|US2297534 *||Aug 13, 1941||Sep 29, 1942||Olson Bros Machine Tool And Sa||Distance measuring device|
|US2315282 *||Oct 21, 1939||Mar 30, 1943||Snow Harold A||Method of and apparatus for determining characteristics of surfaces|
|US2882783 *||Feb 10, 1955||Apr 21, 1959||Servo Corp Of America||Radiant energy ground-clearance meter|
|US2905758 *||Jul 28, 1955||Sep 22, 1959||Walker Joseph B||Panoramic television cameras|
|US2995059 *||May 5, 1959||Aug 8, 1961||Mellabora G M B H||Range finder, particularly for determining the depth of liquid columns and the like|
|US3242836 *||Apr 8, 1963||Mar 29, 1966||Lockheed Aircraft Corp||Method for measuring sea surface condition|
|Citing Patent||Filing date||Publication date||Applicant||Title|
|US3775735 *||May 1, 1972||Nov 27, 1973||Us Navy||Apparatus for scanning an underwater area|
|US3904293 *||Dec 6, 1973||Sep 9, 1975||Gee Sherman||Optical method for surface texture measurement|
|US3938891 *||Nov 24, 1972||Feb 17, 1976||Tuttle Fordyce E||Apparatus for detecting changes in a natural ocean wave pattern|
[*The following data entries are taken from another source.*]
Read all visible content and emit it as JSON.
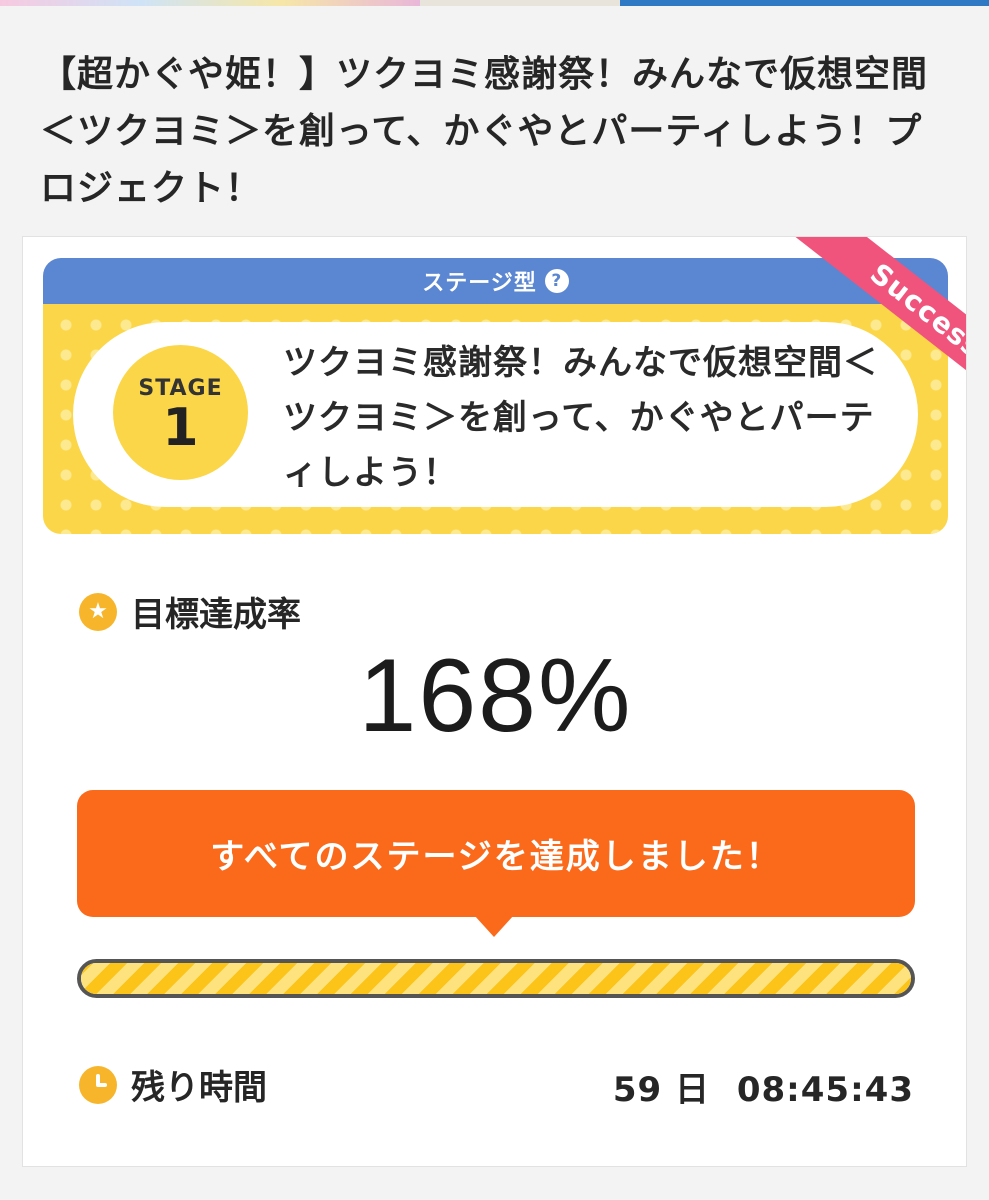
{
  "project": {
    "title": "【超かぐや姫！】ツクヨミ感謝祭！みんなで仮想空間＜ツクヨミ＞を創って、かぐやとパーティしよう！プロジェクト！"
  },
  "stage": {
    "type_label": "ステージ型",
    "help_icon": "?",
    "badge_label": "STAGE",
    "badge_number": "1",
    "title": "ツクヨミ感謝祭！みんなで仮想空間＜ツクヨミ＞を創って、かぐやとパーティしよう！",
    "status_ribbon": "Success"
  },
  "goal": {
    "label": "目標達成率",
    "value": "168%",
    "progress_fraction": 1.0
  },
  "banner": {
    "message": "すべてのステージを達成しました！"
  },
  "remaining": {
    "label": "残り時間",
    "days": "59 日",
    "time": "08:45:43"
  },
  "colors": {
    "stage_header": "#5b86d1",
    "stage_bg": "#fbd648",
    "ribbon": "#f0547d",
    "banner": "#fb6a1b",
    "icon": "#f7b52c"
  },
  "icons": {
    "goal": "star-icon",
    "remaining": "clock-icon",
    "help": "question-circle-icon"
  }
}
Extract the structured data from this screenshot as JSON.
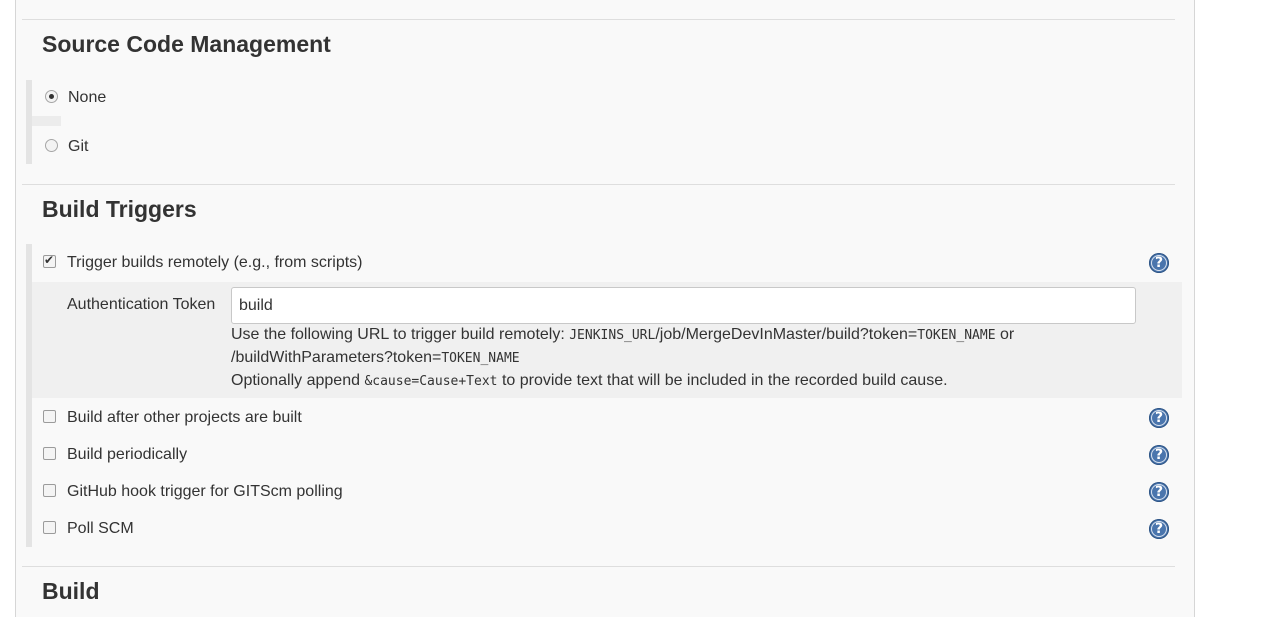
{
  "scm": {
    "title": "Source Code Management",
    "options": [
      {
        "label": "None",
        "selected": true
      },
      {
        "label": "Git",
        "selected": false
      }
    ]
  },
  "triggers": {
    "title": "Build Triggers",
    "remote": {
      "label": "Trigger builds remotely (e.g., from scripts)",
      "checked": true,
      "token_label": "Authentication Token",
      "token_value": "build",
      "desc_part1": "Use the following URL to trigger build remotely: ",
      "desc_code1": "JENKINS_URL",
      "desc_part2": "/job/MergeDevInMaster/build?token=",
      "desc_code2": "TOKEN_NAME",
      "desc_part3": " or",
      "desc_line2_part1": "/buildWithParameters?token=",
      "desc_line2_code": "TOKEN_NAME",
      "desc_line3_part1": "Optionally append ",
      "desc_line3_code": "&cause=Cause+Text",
      "desc_line3_part2": " to provide text that will be included in the recorded build cause."
    },
    "options": [
      {
        "label": "Build after other projects are built",
        "checked": false
      },
      {
        "label": "Build periodically",
        "checked": false
      },
      {
        "label": "GitHub hook trigger for GITScm polling",
        "checked": false
      },
      {
        "label": "Poll SCM",
        "checked": false
      }
    ],
    "help_icon_text": "?"
  },
  "build": {
    "title": "Build"
  },
  "colors": {
    "help_icon": "#4a75ad",
    "panel_bg": "#f9f9f9",
    "subpanel_bg": "#f0f0f0"
  }
}
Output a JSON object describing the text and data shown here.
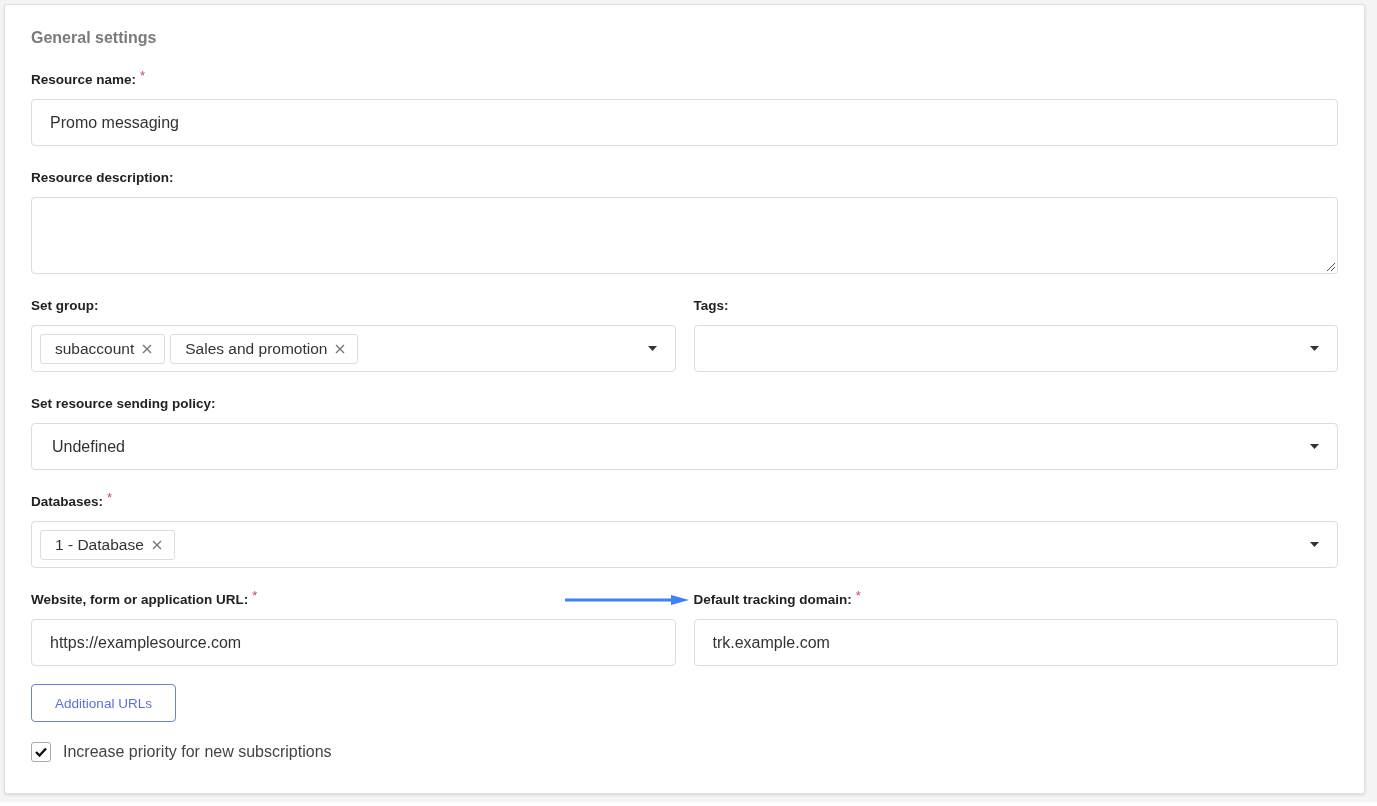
{
  "section_title": "General settings",
  "rows": [
    [
      {
        "kind": "text",
        "label": "Resource name:",
        "required_mark": "*",
        "value": "Promo messaging"
      }
    ],
    [
      {
        "kind": "textarea",
        "label": "Resource description:"
      }
    ],
    [
      {
        "kind": "multiselect",
        "label": "Set group:",
        "tags": [
          "subaccount",
          "Sales and promotion"
        ]
      },
      {
        "kind": "multiselect",
        "label": "Tags:"
      }
    ],
    [
      {
        "kind": "select",
        "label": "Set resource sending policy:",
        "value": "Undefined"
      }
    ],
    [
      {
        "kind": "multiselect",
        "label": "Databases:",
        "required_mark": "*",
        "tags": [
          "1 - Database"
        ]
      }
    ],
    [
      {
        "kind": "text",
        "label": "Website, form or application URL:",
        "required_mark": "*",
        "value": "https://examplesource.com"
      },
      {
        "kind": "text",
        "label": "Default tracking domain:",
        "required_mark": "*",
        "value": "trk.example.com",
        "pointer_arrow": true
      }
    ]
  ],
  "additional_button": "Additional URLs",
  "priority_checkbox": {
    "label": "Increase priority for new subscriptions",
    "checked": true
  }
}
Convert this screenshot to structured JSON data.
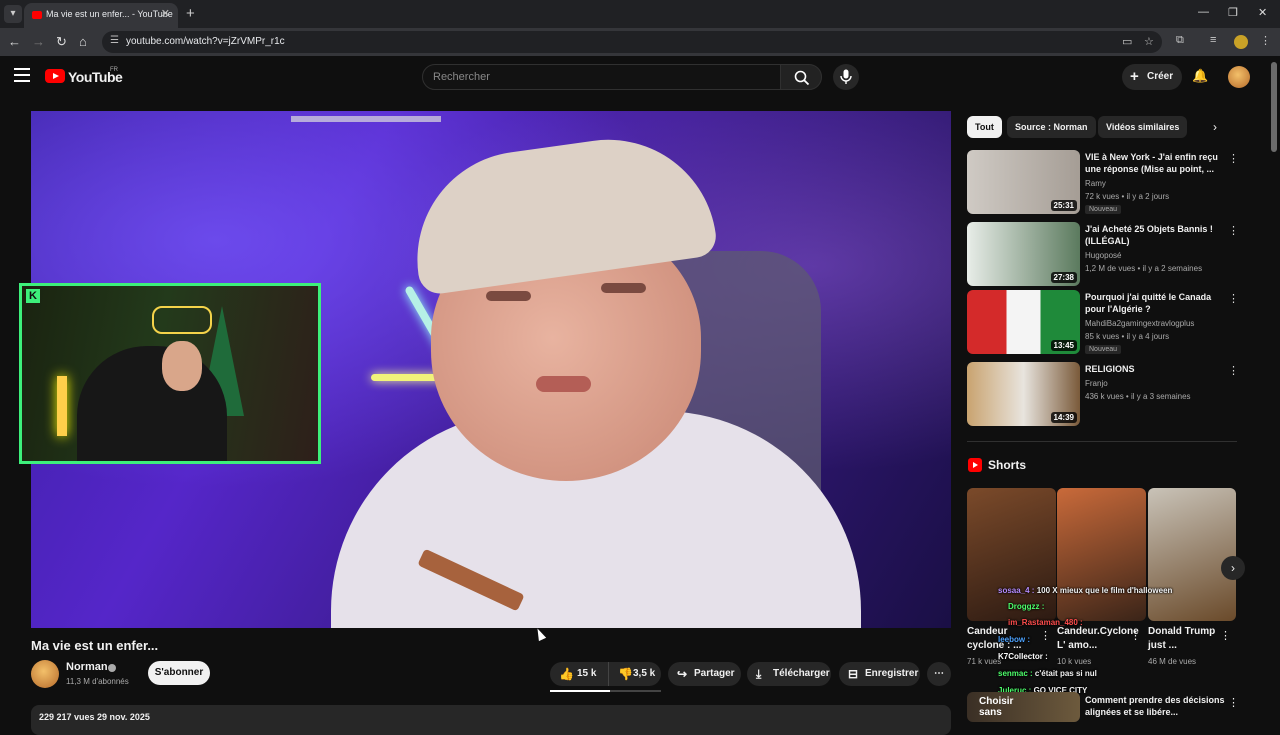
{
  "browser": {
    "tab_title": "Ma vie est un enfer... - YouTube",
    "url": "youtube.com/watch?v=jZrVMPr_r1c"
  },
  "header": {
    "logo_text": "YouTube",
    "country": "FR",
    "search_placeholder": "Rechercher",
    "create_label": "Créer"
  },
  "video": {
    "title": "Ma vie est un enfer...",
    "channel": "Norman",
    "subscribers": "11,3 M d'abonnés",
    "subscribe_label": "S'abonner",
    "likes": "15 k",
    "dislikes": "3,5 k",
    "share_label": "Partager",
    "download_label": "Télécharger",
    "save_label": "Enregistrer",
    "description_meta": "229 217 vues  29 nov. 2025"
  },
  "filters": [
    "Tout",
    "Source : Norman",
    "Vidéos similaires"
  ],
  "recommendations": [
    {
      "title": "VIE à New York - J'ai enfin reçu une réponse (Mise au point, ...",
      "channel": "Ramy",
      "meta": "72 k vues • il y a 2 jours",
      "duration": "25:31",
      "badge": "Nouveau"
    },
    {
      "title": "J'ai Acheté 25 Objets Bannis ! (ILLÉGAL)",
      "channel": "Hugoposé",
      "meta": "1,2 M de vues • il y a 2 semaines",
      "duration": "27:38",
      "badge": ""
    },
    {
      "title": "Pourquoi j'ai quitté le Canada pour l'Algérie ?",
      "channel": "MahdiBa2gamingextravlogplus",
      "meta": "85 k vues • il y a 4 jours",
      "duration": "13:45",
      "badge": "Nouveau"
    },
    {
      "title": "RELIGIONS",
      "channel": "Franjo",
      "meta": "436 k vues • il y a 3 semaines",
      "duration": "14:39",
      "badge": ""
    }
  ],
  "shorts": {
    "heading": "Shorts",
    "items": [
      {
        "title": "Candeur cyclone : ...",
        "views": "71 k vues"
      },
      {
        "title": "Candeur.Cyclone L' amo...",
        "views": "10 k vues"
      },
      {
        "title": "Donald Trump just ...",
        "views": "46 M de vues"
      }
    ]
  },
  "chat_overlay": [
    {
      "user": "sosaa_4 :",
      "msg": "100 X mieux que le film d'halloween",
      "color": "#b58cff"
    },
    {
      "user": "Droggzz :",
      "msg": "",
      "color": "#4dff6b"
    },
    {
      "user": "im_Rastaman_480 :",
      "msg": "",
      "color": "#ff4d4d"
    },
    {
      "user": "leebow :",
      "msg": "",
      "color": "#4da3ff"
    },
    {
      "user": "K7Collector :",
      "msg": "",
      "color": "#ffffff"
    },
    {
      "user": "senmac :",
      "msg": "c'était pas si nul",
      "color": "#4dff6b"
    },
    {
      "user": "Juleruc :",
      "msg": "GO VICE CITY",
      "color": "#4dff6b"
    }
  ],
  "last_rec": {
    "title": "Comment prendre des décisions alignées et se libére...",
    "thumb_text": "Choisir sans"
  }
}
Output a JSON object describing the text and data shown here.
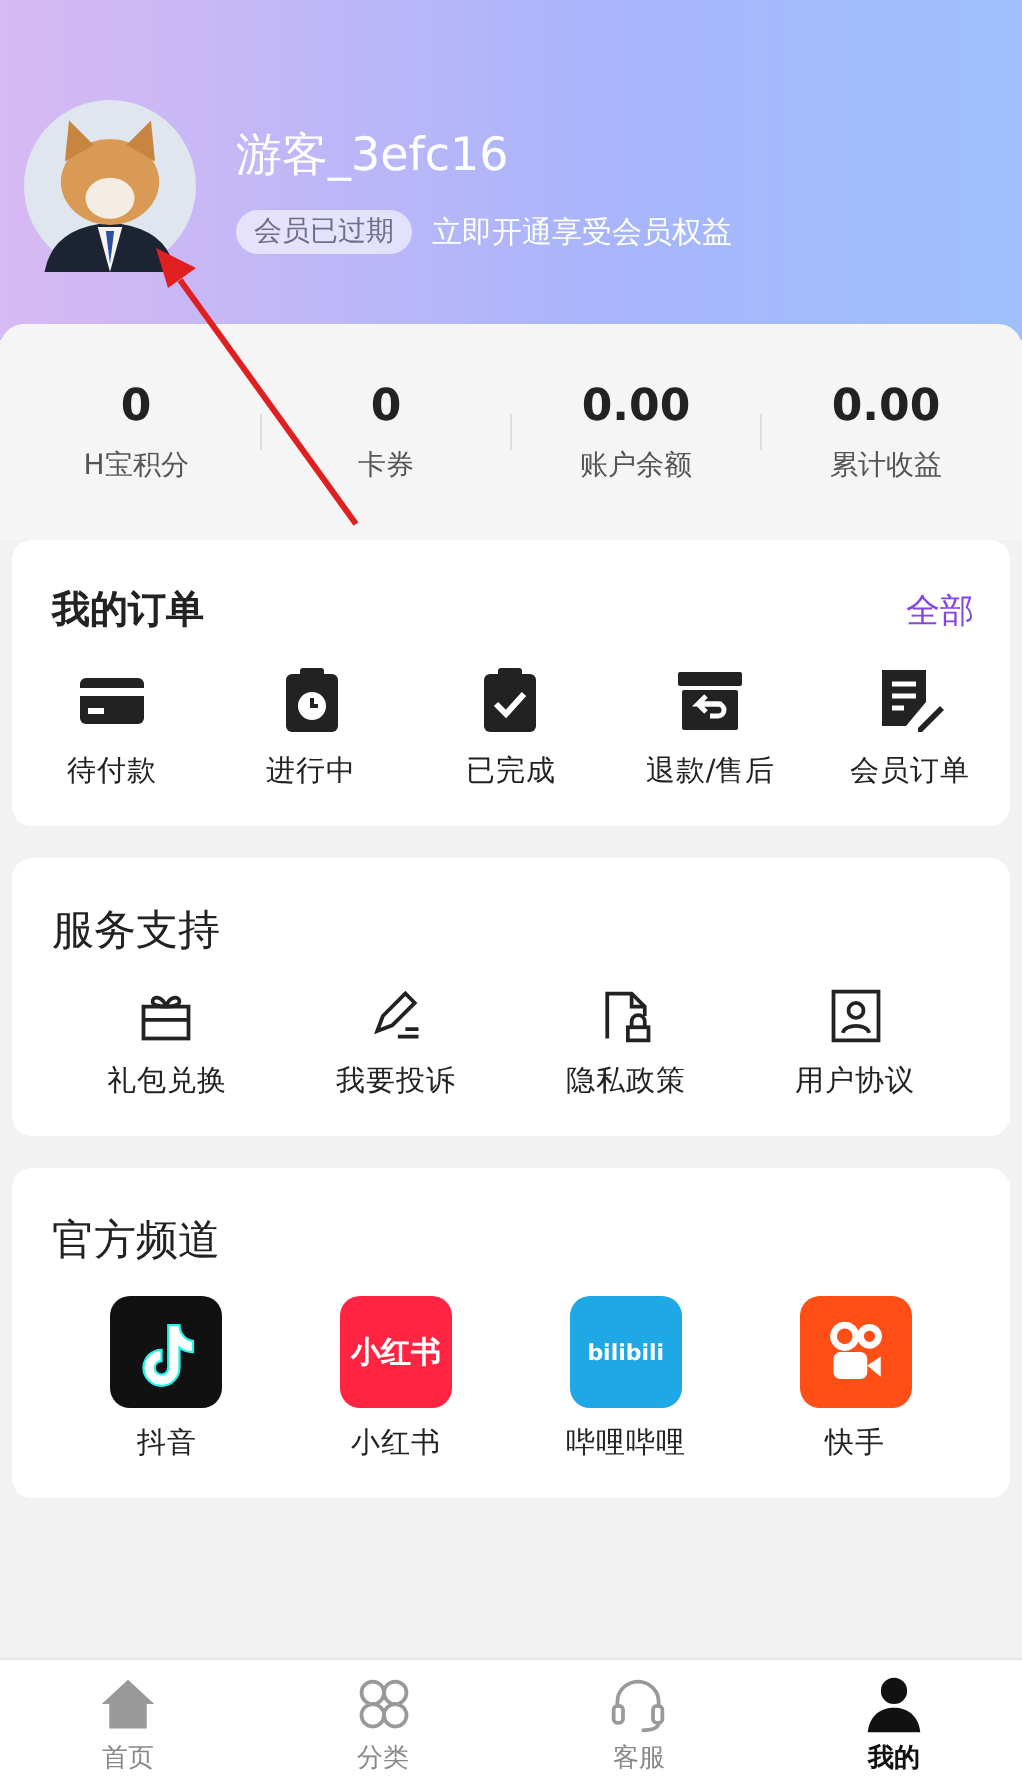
{
  "user": {
    "name": "游客_3efc16",
    "badge": "会员已过期",
    "promo": "立即开通享受会员权益"
  },
  "stats": [
    {
      "value": "0",
      "label": "H宝积分"
    },
    {
      "value": "0",
      "label": "卡券"
    },
    {
      "value": "0.00",
      "label": "账户余额"
    },
    {
      "value": "0.00",
      "label": "累计收益"
    }
  ],
  "orders": {
    "title": "我的订单",
    "link": "全部",
    "items": [
      {
        "label": "待付款",
        "kind": "card"
      },
      {
        "label": "进行中",
        "kind": "timer"
      },
      {
        "label": "已完成",
        "kind": "done"
      },
      {
        "label": "退款/售后",
        "kind": "refund"
      },
      {
        "label": "会员订单",
        "kind": "note"
      }
    ]
  },
  "services": {
    "title": "服务支持",
    "items": [
      {
        "label": "礼包兑换",
        "kind": "gift"
      },
      {
        "label": "我要投诉",
        "kind": "edit"
      },
      {
        "label": "隐私政策",
        "kind": "lock"
      },
      {
        "label": "用户协议",
        "kind": "user"
      }
    ]
  },
  "channels": {
    "title": "官方频道",
    "items": [
      {
        "label": "抖音",
        "kind": "douyin"
      },
      {
        "label": "小红书",
        "kind": "xhs",
        "logo_text": "小红书"
      },
      {
        "label": "哔哩哔哩",
        "kind": "bili",
        "logo_text": "bilibili"
      },
      {
        "label": "快手",
        "kind": "kuaishou"
      }
    ]
  },
  "nav": [
    {
      "label": "首页",
      "kind": "home",
      "selected": false
    },
    {
      "label": "分类",
      "kind": "grid",
      "selected": false
    },
    {
      "label": "客服",
      "kind": "headset",
      "selected": false
    },
    {
      "label": "我的",
      "kind": "person",
      "selected": true
    }
  ]
}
|US4239388 *||Jul 29, 1974||Dec 16, 1980||The United States Of America As Represented By The Secretary Of The Air Force||Time domain laser reconnaissance technique|
|US4240745 *||Jul 29, 1974||Dec 23, 1980||The United States Of America As Represented By The Secretary Of The Air Force||Imagery with constant range lines|
|US4518254 *||Sep 21, 1981||May 21, 1985||The Commonwealth Of Australia||Ocean depth sounding from the air by laser beam|
|US5333076 *||Jan 21, 1988||Jul 26, 1994||Fairchild Weston Systems, Inc.||Stabilized imaging system|
|US5808741 *||Jun 26, 1996||Sep 15, 1998||The United States Of America As Represented By The Secretary Of The Navy||Method for remotely determining sea surface roughness and wind speed at a water surface|
|WO1982001075A1 *||Sep 21, 1981||Apr 1, 1982||Penny M||Ocean depth sounding from the air by laser beam|
|U.S. Classification||356/3.15, 73/290.00R, 359/211.2, 356/613|
|Cooperative Classification||G01C13/002, G01C13/004|
|European Classification||G01C13/00A1, G01C13/00A|